# Exercise requirements:
Type out all the records again exactly.

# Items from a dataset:
━━━━━━━━━━

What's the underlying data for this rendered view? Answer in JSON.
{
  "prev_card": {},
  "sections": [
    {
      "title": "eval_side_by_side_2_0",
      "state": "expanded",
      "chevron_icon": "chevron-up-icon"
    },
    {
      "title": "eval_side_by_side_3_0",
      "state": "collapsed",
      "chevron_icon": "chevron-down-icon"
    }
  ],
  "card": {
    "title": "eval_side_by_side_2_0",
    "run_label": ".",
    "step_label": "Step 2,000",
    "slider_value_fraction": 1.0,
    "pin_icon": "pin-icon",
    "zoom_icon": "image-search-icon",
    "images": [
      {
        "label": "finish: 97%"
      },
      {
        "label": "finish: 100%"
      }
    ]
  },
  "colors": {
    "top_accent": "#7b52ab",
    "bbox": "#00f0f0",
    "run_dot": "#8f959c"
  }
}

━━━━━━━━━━

# Written answer:
What's the underlying data for this rendered view? Answer in JSON.
{
  "prev_card": {},
  "sections": [
    {
      "title": "eval_side_by_side_2_0",
      "state": "expanded",
      "chevron_icon": "chevron-up-icon"
    },
    {
      "title": "eval_side_by_side_3_0",
      "state": "collapsed",
      "chevron_icon": "chevron-down-icon"
    }
  ],
  "card": {
    "title": "eval_side_by_side_2_0",
    "run_label": ".",
    "step_label": "Step 2,000",
    "slider_value_fraction": 1.0,
    "pin_icon": "pin-icon",
    "zoom_icon": "image-search-icon",
    "images": [
      {
        "label": "finish: 97%"
      },
      {
        "label": "finish: 100%"
      }
    ]
  },
  "colors": {
    "top_accent": "#7b52ab",
    "bbox": "#00f0f0",
    "run_dot": "#8f959c"
  }
}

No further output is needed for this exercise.